Voyage to Alpha Centauri (book review)

The Movie Snob hasn’t been getting out to the movies, so here’s another book review:

Voyage to Alpha Centauri, by Michael D. O’Brien (Ignatius Press 2013).  So what is Ignatius Press, reliable publisher of orthodox Catholic books, doing publishing this great big doorstop of a sci-fi novel?  Well, because it has a lot of religion in it (of course).  In the fairly near future, man has figured a way to build a spaceship capable of going more than half the speed of light.  That puts Alpha Centauri, the star nearest to us, within striking distance—if you’re up for a voyage that will take nine years going out and nine years coming back.  Anyhoo, the story is told from the perspective of one passenger on the giant spaceship that is built to make the voyage.  There are lots of religious and philosophical asides, and there is also a lot of commentary on the surveillance state.  It reminded me of C.S. Lewis’s That Hideous Strength a little bit.  It’s a weird book, but interesting and definitely different.

The Rosie Project (book review)

A book review from The Movie Snob.

The Rosie Project, by Graeme Simsion (2013).  A blurb on the cover calls this novel “a smart love story that will make anyone, man or woman, laugh out loud.”  Well, I don’t know if I would go that far.  It’s not bad, but it’s not as good as, say, Bridget Jones’s Diary.  It’s a first-person narrative by a middle-aged Australian genetics professor named Don Tillman.  Within a page or two, it is apparent to the reader (if not to Don) that he has Asperger’s.  Nevertheless, he decides that he should get married, and the novel is about the seriocomic events that follow.  You can probably decide from this description whether the book is likely to be your cup of tea.  I got a little tired of experiencing Don’s overly literal and analytical thought processes on almost every page of the book.  And I’m dubious about stories like this and Silver Linings Playbook (the movie) that suggest that love may be able to overcome or break through mental disorders.  But on the whole, I thought it was an enjoyable enough read.

Cafe Society

A new review from The Movie Snob.

Café Society  (B).  I know Woody Allen is a skeezy old moral nihilist who married his lover’s adopted daughter.  Still, I have to say I have enjoyed at least some of his recent movies.  (Irrational Man was a pretty glaring exception.)  I caught a private screening of Café Society the other night and enjoyed it pretty well.  (Okay, it just happened that I was the only person in the theater that night.  Still, I felt special.)

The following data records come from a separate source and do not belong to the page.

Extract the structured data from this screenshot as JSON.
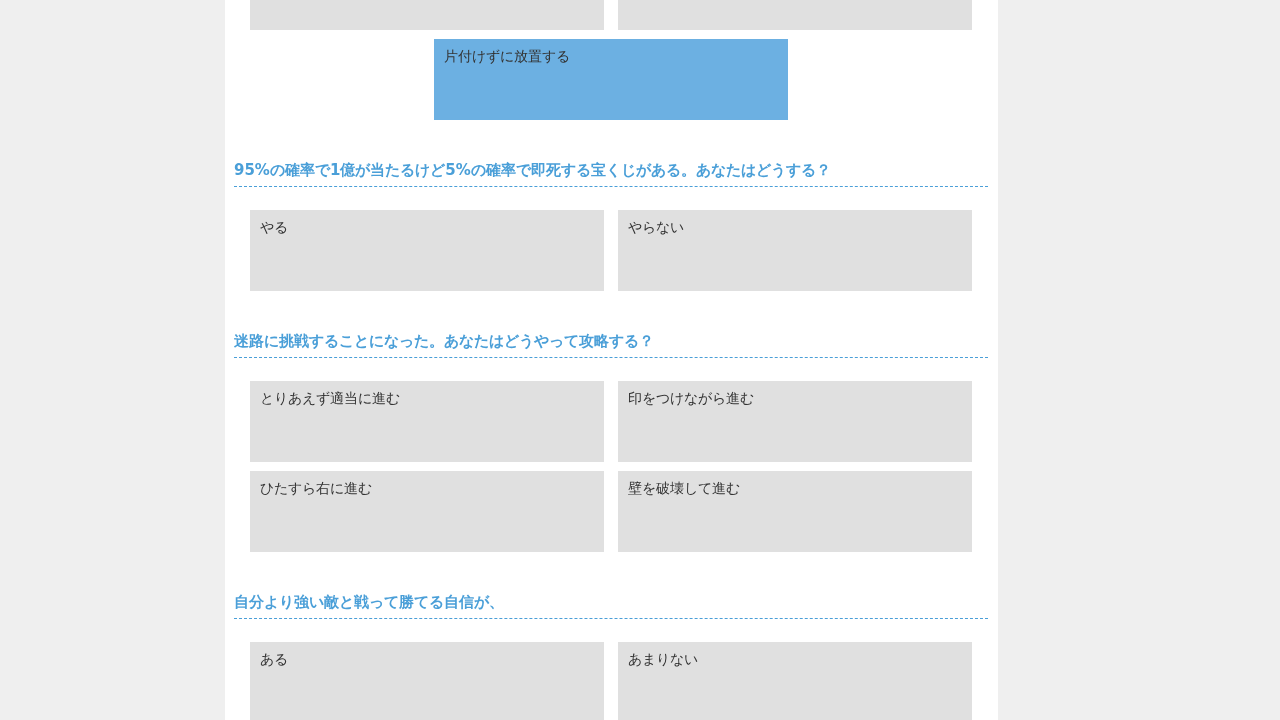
{
  "questions": [
    {
      "options": [
        {
          "selected": false
        },
        {
          "selected": false
        },
        {
          "text": "片付けずに放置する",
          "selected": true
        }
      ]
    },
    {
      "title": "95%の確率で1億が当たるけど5%の確率で即死する宝くじがある。あなたはどうする？",
      "options": [
        {
          "text": "やる",
          "selected": false
        },
        {
          "text": "やらない",
          "selected": false
        }
      ]
    },
    {
      "title": "迷路に挑戦することになった。あなたはどうやって攻略する？",
      "options": [
        {
          "text": "とりあえず適当に進む",
          "selected": false
        },
        {
          "text": "印をつけながら進む",
          "selected": false
        },
        {
          "text": "ひたすら右に進む",
          "selected": false
        },
        {
          "text": "壁を破壊して進む",
          "selected": false
        }
      ]
    },
    {
      "title": "自分より強い敵と戦って勝てる自信が、",
      "options": [
        {
          "text": "ある",
          "selected": false
        },
        {
          "text": "あまりない",
          "selected": false
        }
      ]
    }
  ]
}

Jesse Eisenberg (To Rome With Love) plays “the Woody Allen character.”  His name is Bobby Dorfman, and he’s a young man at loose ends in 1930s New York.  So he moves to L.A. where his uncle Phil (Steve Carell, Crazy, Stupid, Love) is a hotshot agent to all the top movie stars.  Bobby falls in love with Phil’s secretary Veronica (Kristen Stewart, Clouds of Sils Maria), but she’s got a boyfriend.  Meanwhile, back in NYC, Bobby’s older brother Ben (Corey Stoll, Midnight in Paris) is making a living as a thug and racketeer.  I can’t say more without committing spoilers, but I thought it was an entertaining picture.  Bobby is less loquacious and neurotic then most of the Woody-esque characters in Allen’s films, which is a nice change of pace.  I’m not sure Kristen Stewart is as pretty and interesting as the movie needs her to be, but I could suspend disbelief well enough.


Mom Under Cover is back in action!

Sully  (A).

Tom Hanks embodies Chesley “Sully” Sullenberger in much the way he became Walt Disney.  Hanks and Aaron Eckhart (The Dark Knight) as co-pilot Skyles are good partners in this movie.  Eastwood does not develop any of the other characters and did not use Laura Linney’s talent–as Sully’s wife, she is seen mostly tearful and on the phone.  Anna Gunn (Breaking Bad), as one of the NTSB investigators, is also pretty one dimensional.  The movie tells a story we know and still manages to create drama and deliver a hero.  Be sure to stay for the credits (surely this goes without saying).